Across the Valley
Oil on canvas
17 3/4 x 24 inches
According to a simply marvelous book entitled "An Encyclopedia of Women Artists of the American West" by Phil Kovinick and Marian Yoshiki-Kovinick, artists have been inspired by the American West for more than 150 years, producing works of art as varied as the region itself and distinctive for their power and imagination. Early artists from the Hudson River School such as Albert Bierstadt and Edwin Church, and Abby Tyler Oakes, painted landscapes from uncultivated areas of the Hudson River valley in New York. They headed west, to capture and depict America's panoramic landscape views which explored the individual's and country's relationship to the land. In other words, what identifying qualities rendered America's history and geography, unique?
Early female artists played a major role in the development and growth of art communities through their participation in art schools, art associations, art colonies and public art exhibitions. California, San Francisco in particular, became the first mecca for women artists in the West. A boom town as a result of the discovery of gold in the foothills of the Sierra Nevada, San Francisco exploded into a financial and cultural center almost overnight. Those original female artists to arrive in the 1850s, sailing via Cape Horn or the Isthmus of Panama, were typical of the many who were to follow.
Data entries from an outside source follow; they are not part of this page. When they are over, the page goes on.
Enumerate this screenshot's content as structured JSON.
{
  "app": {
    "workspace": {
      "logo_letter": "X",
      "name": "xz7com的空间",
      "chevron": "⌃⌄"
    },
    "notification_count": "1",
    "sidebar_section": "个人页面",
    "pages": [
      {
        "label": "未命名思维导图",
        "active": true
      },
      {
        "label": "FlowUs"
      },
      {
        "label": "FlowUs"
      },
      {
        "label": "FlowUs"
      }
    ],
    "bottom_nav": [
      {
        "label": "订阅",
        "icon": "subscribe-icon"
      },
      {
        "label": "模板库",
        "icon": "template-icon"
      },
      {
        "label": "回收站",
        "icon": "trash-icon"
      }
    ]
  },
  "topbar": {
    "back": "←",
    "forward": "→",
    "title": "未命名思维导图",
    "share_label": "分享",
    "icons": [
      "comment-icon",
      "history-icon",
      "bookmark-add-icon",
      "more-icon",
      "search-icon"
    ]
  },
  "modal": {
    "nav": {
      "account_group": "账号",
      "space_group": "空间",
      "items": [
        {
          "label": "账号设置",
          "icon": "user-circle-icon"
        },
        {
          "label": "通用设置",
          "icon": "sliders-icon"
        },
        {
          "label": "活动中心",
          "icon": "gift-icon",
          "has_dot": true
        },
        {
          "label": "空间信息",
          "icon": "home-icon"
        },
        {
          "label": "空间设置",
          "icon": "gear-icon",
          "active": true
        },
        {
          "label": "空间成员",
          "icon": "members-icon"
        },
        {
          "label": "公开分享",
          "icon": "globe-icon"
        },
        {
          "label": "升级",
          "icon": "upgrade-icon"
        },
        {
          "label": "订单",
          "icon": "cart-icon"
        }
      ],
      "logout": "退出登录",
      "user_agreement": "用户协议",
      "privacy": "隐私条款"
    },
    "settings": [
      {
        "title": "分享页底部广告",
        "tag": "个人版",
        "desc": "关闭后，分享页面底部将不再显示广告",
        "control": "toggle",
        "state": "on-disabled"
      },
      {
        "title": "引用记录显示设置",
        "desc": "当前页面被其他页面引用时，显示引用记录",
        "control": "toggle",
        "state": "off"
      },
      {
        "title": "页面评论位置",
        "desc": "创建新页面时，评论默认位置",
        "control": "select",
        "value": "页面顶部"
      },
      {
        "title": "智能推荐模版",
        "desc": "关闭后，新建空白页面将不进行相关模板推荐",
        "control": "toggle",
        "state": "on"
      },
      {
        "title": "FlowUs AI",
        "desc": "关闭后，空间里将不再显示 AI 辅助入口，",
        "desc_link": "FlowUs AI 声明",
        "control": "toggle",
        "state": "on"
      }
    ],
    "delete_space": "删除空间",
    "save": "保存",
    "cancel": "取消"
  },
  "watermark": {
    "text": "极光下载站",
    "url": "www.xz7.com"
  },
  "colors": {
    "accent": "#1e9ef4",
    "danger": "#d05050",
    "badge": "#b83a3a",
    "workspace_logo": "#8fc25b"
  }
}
The migrants who settled in to stay, or visited other centers in the West in subsequent years were the wives, daughters, or sisters of business, religious, and professional men; many connected with people of at least moderate means. Some were self-taught as artists, not surprising for a woman at that time; a number, had substantial art study and training while many were teachers.
Born in New York state, Abby Oakes shares with Mary Park Seavy Benton credit for being California's first professional woman artist. According to her birth certificate, Abby was born and raised in Charleston, Massachusetts. In 1845, at age 19, she married Bostonian William Harrison Oakes, a music engraver and printer of newspapers. The couple had two sons, one who did not survive infancy. In 1856, she left Boston and joined her husband in San Francisco, where he was working for the San Francisco Bulletin. Abby was active for several years in the Bay Area as an artist, including exhibiting at the Mechanics Institute in 1857. During her stay in California, she received high praise from local newspapers for her studies of Yosemite and other Sierra Nevada scenes.
Abby Tyler Oaks
Croton, New York
Oil on canvas
no size given
Abby Tyler Oaks
Hudson River Boating Scene
Oil on canvas
23 x 44 inches
Abby Oakes settled with her husband in New York City where she continued her art career and did dramatic writing and William, who lived until 1890, formed his own engraving business. From 1865 to 1886, she exhibited at the National Academy of Design, and in 1868, studied in France with Emile Charles Lambinet. Oakes lived in the city until about 1891 when it is thought that she returned to Charleston where she died in about 1898, however, that date is undocumented.
Her painting subjects in New York state include Hudson River locations, and among the titles of her work were The Clove and Catskill Mountains. In France and England, she also did landscapes such as On the Marne, France and Near Hampton, England. California titles include View of Mission Dolores, Great Yosemite Falls, California, and Ocean Beach, San Francisco.
Although her western experience was brief, Abby Tyler Oakes was one of the first women and certainly among the most capable to paint the state of California during the 1850s. A prize winner and exhibitor, her work is in the collection of the California Historical Society.
An Encyclopedia of Women Artists of the American West, Phil Kovinick and Marian Yoshiki-Kovinick, Univeristy of Tesas Press, Austin, 1998, p. 234.
Yesterday and Tomorrow: California Women Artists, Sylvia Moore, ed. Midmarch Arts Press, New York, 1989, p. 64.
Artwork from various websites including Mutual Art, askArt, and invaluable, retrieved April 24, 2018.